● RECORDS SHOWN:
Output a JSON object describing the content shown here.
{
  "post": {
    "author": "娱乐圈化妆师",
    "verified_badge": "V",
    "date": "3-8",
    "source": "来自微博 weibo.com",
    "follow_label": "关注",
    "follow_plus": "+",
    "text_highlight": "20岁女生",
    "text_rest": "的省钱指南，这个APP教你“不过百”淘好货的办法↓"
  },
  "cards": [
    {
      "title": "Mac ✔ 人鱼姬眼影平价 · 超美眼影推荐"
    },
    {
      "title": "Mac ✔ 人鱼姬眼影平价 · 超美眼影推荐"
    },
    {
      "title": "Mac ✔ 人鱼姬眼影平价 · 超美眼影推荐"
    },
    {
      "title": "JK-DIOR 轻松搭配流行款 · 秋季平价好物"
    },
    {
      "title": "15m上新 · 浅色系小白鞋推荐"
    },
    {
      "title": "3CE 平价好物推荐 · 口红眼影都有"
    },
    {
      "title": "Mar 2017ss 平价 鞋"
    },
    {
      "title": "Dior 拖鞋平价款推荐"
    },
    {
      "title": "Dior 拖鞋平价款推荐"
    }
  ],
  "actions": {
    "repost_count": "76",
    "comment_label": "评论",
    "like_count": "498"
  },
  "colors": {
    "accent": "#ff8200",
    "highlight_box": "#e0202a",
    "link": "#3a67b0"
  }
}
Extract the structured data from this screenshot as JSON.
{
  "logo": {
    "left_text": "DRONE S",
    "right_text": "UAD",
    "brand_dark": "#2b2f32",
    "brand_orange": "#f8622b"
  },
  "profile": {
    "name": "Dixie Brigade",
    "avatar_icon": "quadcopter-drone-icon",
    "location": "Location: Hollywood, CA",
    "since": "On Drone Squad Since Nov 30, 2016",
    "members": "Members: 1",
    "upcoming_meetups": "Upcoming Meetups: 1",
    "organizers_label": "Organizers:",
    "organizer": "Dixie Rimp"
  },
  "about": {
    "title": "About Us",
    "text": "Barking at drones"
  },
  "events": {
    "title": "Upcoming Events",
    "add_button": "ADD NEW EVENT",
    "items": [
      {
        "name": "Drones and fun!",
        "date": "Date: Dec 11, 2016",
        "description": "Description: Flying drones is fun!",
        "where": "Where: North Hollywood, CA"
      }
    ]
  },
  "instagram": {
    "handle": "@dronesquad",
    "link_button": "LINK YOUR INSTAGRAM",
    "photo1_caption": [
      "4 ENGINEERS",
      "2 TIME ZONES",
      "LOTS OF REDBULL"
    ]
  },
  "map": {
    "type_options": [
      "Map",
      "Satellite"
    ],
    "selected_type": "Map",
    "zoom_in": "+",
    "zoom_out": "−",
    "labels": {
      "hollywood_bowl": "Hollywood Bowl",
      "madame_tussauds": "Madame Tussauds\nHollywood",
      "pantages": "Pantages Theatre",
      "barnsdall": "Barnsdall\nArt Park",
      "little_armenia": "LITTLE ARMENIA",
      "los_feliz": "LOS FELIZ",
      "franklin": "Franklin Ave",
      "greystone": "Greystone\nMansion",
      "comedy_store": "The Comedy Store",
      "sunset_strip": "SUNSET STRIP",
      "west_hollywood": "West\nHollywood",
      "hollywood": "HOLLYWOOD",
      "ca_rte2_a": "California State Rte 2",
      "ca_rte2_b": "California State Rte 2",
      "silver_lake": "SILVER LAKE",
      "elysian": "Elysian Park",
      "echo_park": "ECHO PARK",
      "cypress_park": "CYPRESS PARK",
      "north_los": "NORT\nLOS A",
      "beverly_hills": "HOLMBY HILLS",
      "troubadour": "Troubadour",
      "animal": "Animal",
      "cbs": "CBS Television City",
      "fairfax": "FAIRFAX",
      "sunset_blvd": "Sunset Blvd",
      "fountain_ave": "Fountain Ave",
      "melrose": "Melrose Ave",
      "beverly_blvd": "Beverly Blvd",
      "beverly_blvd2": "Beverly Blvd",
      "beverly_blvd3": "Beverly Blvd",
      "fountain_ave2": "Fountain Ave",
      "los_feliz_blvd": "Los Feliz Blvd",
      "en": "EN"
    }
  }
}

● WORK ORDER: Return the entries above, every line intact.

● EXERCISE OUTPUT:
Output a JSON object describing the content shown here.
{
  "post": {
    "author": "娱乐圈化妆师",
    "verified_badge": "V",
    "date": "3-8",
    "source": "来自微博 weibo.com",
    "follow_label": "关注",
    "follow_plus": "+",
    "text_highlight": "20岁女生",
    "text_rest": "的省钱指南，这个APP教你“不过百”淘好货的办法↓"
  },
  "cards": [
    {
      "title": "Mac ✔ 人鱼姬眼影平价 · 超美眼影推荐"
    },
    {
      "title": "Mac ✔ 人鱼姬眼影平价 · 超美眼影推荐"
    },
    {
      "title": "Mac ✔ 人鱼姬眼影平价 · 超美眼影推荐"
    },
    {
      "title": "JK-DIOR 轻松搭配流行款 · 秋季平价好物"
    },
    {
      "title": "15m上新 · 浅色系小白鞋推荐"
    },
    {
      "title": "3CE 平价好物推荐 · 口红眼影都有"
    },
    {
      "title": "Mar 2017ss 平价 鞋"
    },
    {
      "title": "Dior 拖鞋平价款推荐"
    },
    {
      "title": "Dior 拖鞋平价款推荐"
    }
  ],
  "actions": {
    "repost_count": "76",
    "comment_label": "评论",
    "like_count": "498"
  },
  "colors": {
    "accent": "#ff8200",
    "highlight_box": "#e0202a",
    "link": "#3a67b0"
  }
}
Extract the structured data from this screenshot as JSON.
{
  "logo": {
    "left_text": "DRONE S",
    "right_text": "UAD",
    "brand_dark": "#2b2f32",
    "brand_orange": "#f8622b"
  },
  "profile": {
    "name": "Dixie Brigade",
    "avatar_icon": "quadcopter-drone-icon",
    "location": "Location: Hollywood, CA",
    "since": "On Drone Squad Since Nov 30, 2016",
    "members": "Members: 1",
    "upcoming_meetups": "Upcoming Meetups: 1",
    "organizers_label": "Organizers:",
    "organizer": "Dixie Rimp"
  },
  "about": {
    "title": "About Us",
    "text": "Barking at drones"
  },
  "events": {
    "title": "Upcoming Events",
    "add_button": "ADD NEW EVENT",
    "items": [
      {
        "name": "Drones and fun!",
        "date": "Date: Dec 11, 2016",
        "description": "Description: Flying drones is fun!",
        "where": "Where: North Hollywood, CA"
      }
    ]
  },
  "instagram": {
    "handle": "@dronesquad",
    "link_button": "LINK YOUR INSTAGRAM",
    "photo1_caption": [
      "4 ENGINEERS",
      "2 TIME ZONES",
      "LOTS OF REDBULL"
    ]
  },
  "map": {
    "type_options": [
      "Map",
      "Satellite"
    ],
    "selected_type": "Map",
    "zoom_in": "+",
    "zoom_out": "−",
    "labels": {
      "hollywood_bowl": "Hollywood Bowl",
      "madame_tussauds": "Madame Tussauds\nHollywood",
      "pantages": "Pantages Theatre",
      "barnsdall": "Barnsdall\nArt Park",
      "little_armenia": "LITTLE ARMENIA",
      "los_feliz": "LOS FELIZ",
      "franklin": "Franklin Ave",
      "greystone": "Greystone\nMansion",
      "comedy_store": "The Comedy Store",
      "sunset_strip": "SUNSET STRIP",
      "west_hollywood": "West\nHollywood",
      "hollywood": "HOLLYWOOD",
      "ca_rte2_a": "California State Rte 2",
      "ca_rte2_b": "California State Rte 2",
      "silver_lake": "SILVER LAKE",
      "elysian": "Elysian Park",
      "echo_park": "ECHO PARK",
      "cypress_park": "CYPRESS PARK",
      "north_los": "NORT\nLOS A",
      "beverly_hills": "HOLMBY HILLS",
      "troubadour": "Troubadour",
      "animal": "Animal",
      "cbs": "CBS Television City",
      "fairfax": "FAIRFAX",
      "sunset_blvd": "Sunset Blvd",
      "fountain_ave": "Fountain Ave",
      "melrose": "Melrose Ave",
      "beverly_blvd": "Beverly Blvd",
      "beverly_blvd2": "Beverly Blvd",
      "beverly_blvd3": "Beverly Blvd",
      "fountain_ave2": "Fountain Ave",
      "los_feliz_blvd": "Los Feliz Blvd",
      "en": "EN"
    }
  }
}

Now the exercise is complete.